    Mediterranean migrant crisis: 'If Europe thinks bombing boats will stop smuggling, it will not. We will defend ourselves,' says Tripoli PM

    Exclusive interview with Tripoli PM Khalifa al-Ghweil

    'If Europe thinks bombing boats will stop smuggling, it will not. We will defend ourselves'
    Raymond Chandler's Los Angeles: How the author foretold the Californian water crisis

    Raymond Chandler's Los Angeles

    How the author foretold the Californian water crisis
    Chinese artist who posted funny image of President Xi Jinping facing five years in prison as authorities crackdown on dissent in the arts

    Art attack

    Chinese artist who posted funny image of President Xi Jinping facing five years in prison
    Marc Jacobs is putting Cher in the limelight as the face of his latest campaign

    Cher is the new face of Marc Jacobs

    Alexander Fury explains why designers are turning to august stars to front their lines
    Parents of six-year-old who beat leukaemia plan to climb Ben Nevis for cancer charity

    'I'm climbing Ben Nevis for my daughter'

    Karen Attwood's young daughter Yasmin beat cancer. Now her family is about to take on a new challenge - scaling Ben Nevis to help other children
    10 best wedding gift ideas

    It's that time of year again... 10 best wedding gift ideas

    Forget that fancy toaster, we've gone off-list to find memorable gifts that will last a lifetime
    Paul Scholes column: With the Premier League over for another year, here are my end of season awards

    Paul Scholes column

    With the Premier League over for another year, here are my end of season awards
    Heysel disaster 30th anniversary: Liverpool have seen too much tragedy to forget fateful day in Belgium

    Liverpool have seen too much tragedy to forget Heysel

    Thirty years ago, 39 fans waiting to watch a European Cup final died as a result of a fatal cocktail of circumstances. Ian Herbert looks at how a club dealt with this tragedy
    Amir Khan vs Chris Algieri: Khan’s audition for Floyd Mayweather may turn into a no-win situation, says Frank Warren

    Khan’s audition for Mayweather may turn into a no-win situation

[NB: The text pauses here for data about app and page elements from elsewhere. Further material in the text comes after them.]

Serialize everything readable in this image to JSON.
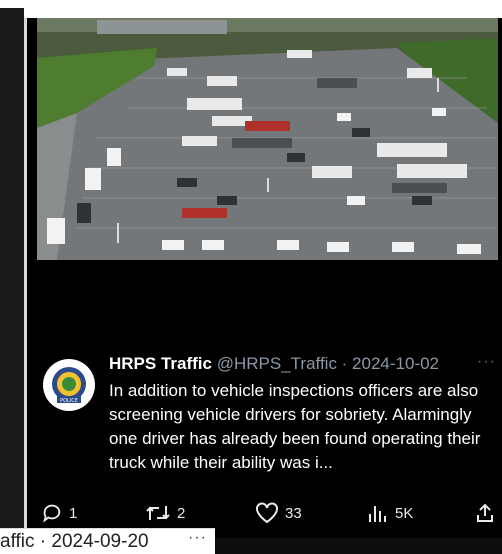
{
  "tweet": {
    "display_name": "HRPS Traffic",
    "handle_date": "@HRPS_Traffic · 2024-10-02",
    "more_label": "···",
    "text": "In addition to vehicle inspections officers are also screening vehicle drivers for sobriety. Alarmingly one driver has already been found operating their truck while their ability was i...",
    "avatar_text": "POLICE"
  },
  "actions": {
    "replies": "1",
    "reposts": "2",
    "likes": "33",
    "views": "5K"
  },
  "icons": {
    "reply": "reply-icon",
    "repost": "repost-icon",
    "like": "heart-icon",
    "views": "views-icon",
    "share": "share-icon"
  },
  "next_tweet_peek": {
    "text": "affic · 2024-09-20",
    "more_label": "···"
  },
  "colors": {
    "background": "#000000",
    "text": "#ffffff",
    "muted": "#8b98a5"
  }
}
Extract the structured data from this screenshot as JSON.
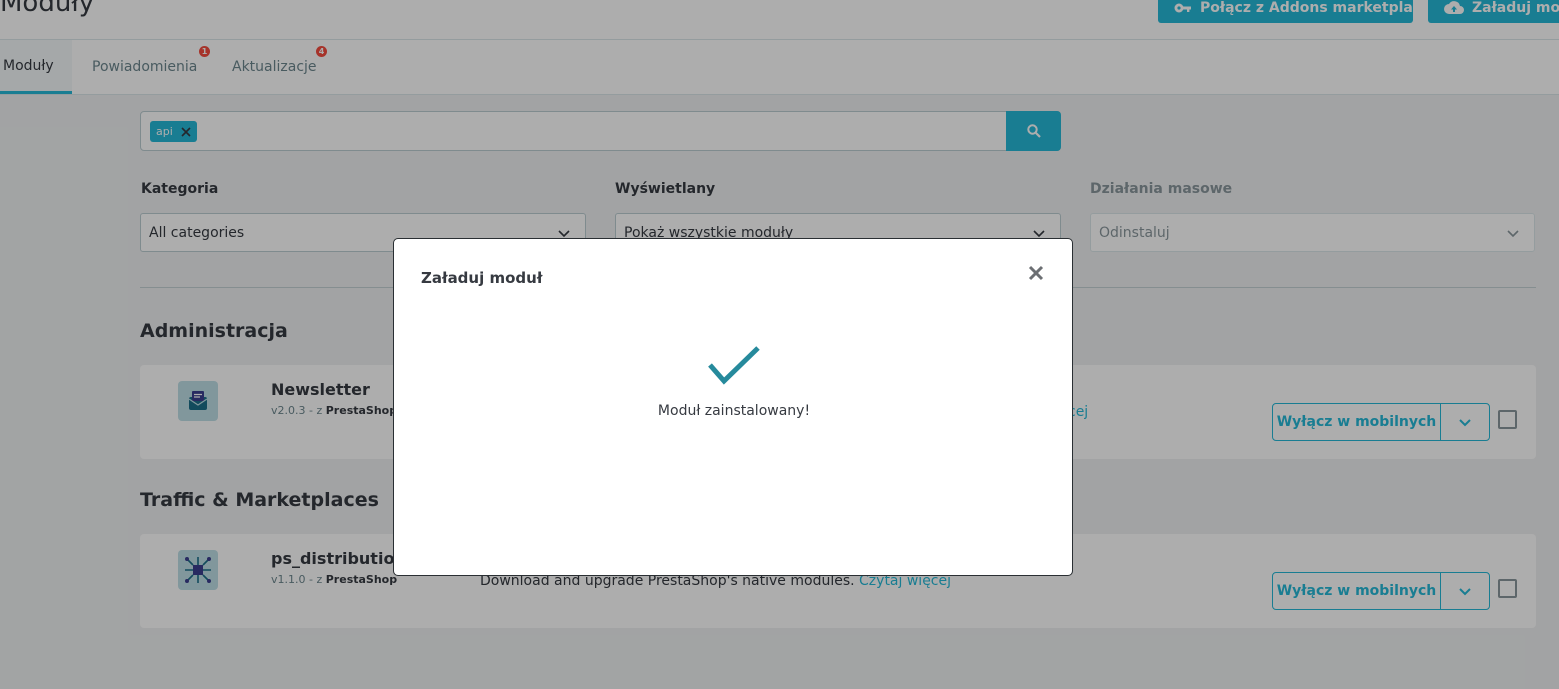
{
  "header": {
    "title": "Moduły",
    "buttons": [
      {
        "label": "Połącz z Addons marketplace",
        "icon": "key-icon"
      },
      {
        "label": "Załaduj moduł",
        "icon": "cloud-upload-icon"
      }
    ]
  },
  "tabs": [
    {
      "label": "Moduły",
      "active": true
    },
    {
      "label": "Powiadomienia",
      "badge": "1"
    },
    {
      "label": "Aktualizacje",
      "badge": "4"
    }
  ],
  "search": {
    "chip": "api",
    "button_icon": "search-icon"
  },
  "filters": {
    "category": {
      "label": "Kategoria",
      "value": "All categories"
    },
    "display": {
      "label": "Wyświetlany",
      "value": "Pokaż wszystkie moduły"
    },
    "bulk": {
      "label": "Działania masowe",
      "value": "Odinstaluj"
    }
  },
  "sections": [
    {
      "title": "Administracja",
      "module": {
        "name": "Newsletter",
        "version": "v2.0.3 - z",
        "author": "PrestaShop",
        "description": "",
        "more": "cej",
        "action": "Wyłącz w mobilnych"
      }
    },
    {
      "title": "Traffic & Marketplaces",
      "module": {
        "name": "ps_distributiona",
        "version": "v1.1.0 - z",
        "author": "PrestaShop",
        "description": "Download and upgrade PrestaShop's native modules.",
        "more": "Czytaj więcej",
        "action": "Wyłącz w mobilnych"
      }
    }
  ],
  "modal": {
    "title": "Załaduj moduł",
    "message": "Moduł zainstalowany!"
  },
  "colors": {
    "accent": "#25b9d7",
    "success_check": "#268a9c",
    "badge": "#f54c3e"
  }
}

    The Bolton fighter could be damned if he dazzles and damned if he doesn’t against Algieri, the man last seen being decked six times by Pacquiao, says Frank Warren
    Blundering Tony Blair quits as Middle East peace envoy – only Israel will miss him

    Blundering Blair quits as Middle East peace envoy – only Israel will miss him

    For Arabs – and for Britons who lost their loved ones in his shambolic war in Iraq – his appointment was an insult, says Robert Fisk
    Fifa corruption arrests: All hail the Feds for riding to football's rescue

    Fifa corruption arrests

    All hail the Feds for riding to football's rescue, says Ian Herbert
    Isis in Syria: The Kurdish enclave still resisting the tyranny of President Assad and militant fighters

    The Kurdish enclave still resisting the tyranny of Assad and Isis

    In Syrian Kurdish cantons along the Turkish border, the progressive aims of the 2011 uprising are being enacted despite the war. Patrick Cockburn returns to Amuda
    How I survived Cambodia's Killing Fields: Acclaimed surgeon SreyRam Kuy celebrates her mother's determination to escape the US

    How I survived Cambodia's Killing Fields

    Acclaimed surgeon SreyRam Kuy celebrates her mother's determination to escape to the US
    Stephen Mangan interview: From posh buffoon to pregnant dad, the actor has quite a range

    How Stephen Mangan got his range

    Posh buffoon, hapless writer, pregnant dad - Mangan is certainly a versatile actor